• [The problem]
Pull every line holding the word "image" out of the data and copy it.

• [Excerpts from an interface dataset]
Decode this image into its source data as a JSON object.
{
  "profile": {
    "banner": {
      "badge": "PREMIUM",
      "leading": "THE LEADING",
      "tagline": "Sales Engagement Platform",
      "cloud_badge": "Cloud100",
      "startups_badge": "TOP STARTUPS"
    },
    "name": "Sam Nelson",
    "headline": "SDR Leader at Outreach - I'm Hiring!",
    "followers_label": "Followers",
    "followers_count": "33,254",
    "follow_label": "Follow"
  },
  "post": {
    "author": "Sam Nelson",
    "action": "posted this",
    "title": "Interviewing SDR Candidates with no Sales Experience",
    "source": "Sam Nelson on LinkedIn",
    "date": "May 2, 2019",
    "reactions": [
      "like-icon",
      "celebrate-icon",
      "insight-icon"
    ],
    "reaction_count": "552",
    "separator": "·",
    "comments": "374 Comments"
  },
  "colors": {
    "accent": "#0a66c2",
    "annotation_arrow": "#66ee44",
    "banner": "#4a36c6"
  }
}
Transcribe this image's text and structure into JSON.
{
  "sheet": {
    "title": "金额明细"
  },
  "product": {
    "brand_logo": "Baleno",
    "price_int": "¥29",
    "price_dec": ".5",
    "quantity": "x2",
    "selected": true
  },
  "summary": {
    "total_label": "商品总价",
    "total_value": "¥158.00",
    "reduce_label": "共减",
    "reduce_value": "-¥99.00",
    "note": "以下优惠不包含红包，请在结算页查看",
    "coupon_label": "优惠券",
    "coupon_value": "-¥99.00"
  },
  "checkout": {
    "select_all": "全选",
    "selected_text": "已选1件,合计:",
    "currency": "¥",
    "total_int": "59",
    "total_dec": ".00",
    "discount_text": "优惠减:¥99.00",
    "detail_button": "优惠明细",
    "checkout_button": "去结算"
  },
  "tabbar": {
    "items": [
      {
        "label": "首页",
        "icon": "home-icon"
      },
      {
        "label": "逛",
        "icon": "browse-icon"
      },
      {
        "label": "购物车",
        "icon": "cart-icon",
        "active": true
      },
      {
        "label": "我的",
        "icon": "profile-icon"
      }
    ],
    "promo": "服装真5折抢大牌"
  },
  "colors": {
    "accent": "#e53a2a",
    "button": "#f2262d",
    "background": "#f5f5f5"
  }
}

• [Answer for the task]
Decode this image into its source data as a JSON object.
Transcribe this image's text and structure into JSON.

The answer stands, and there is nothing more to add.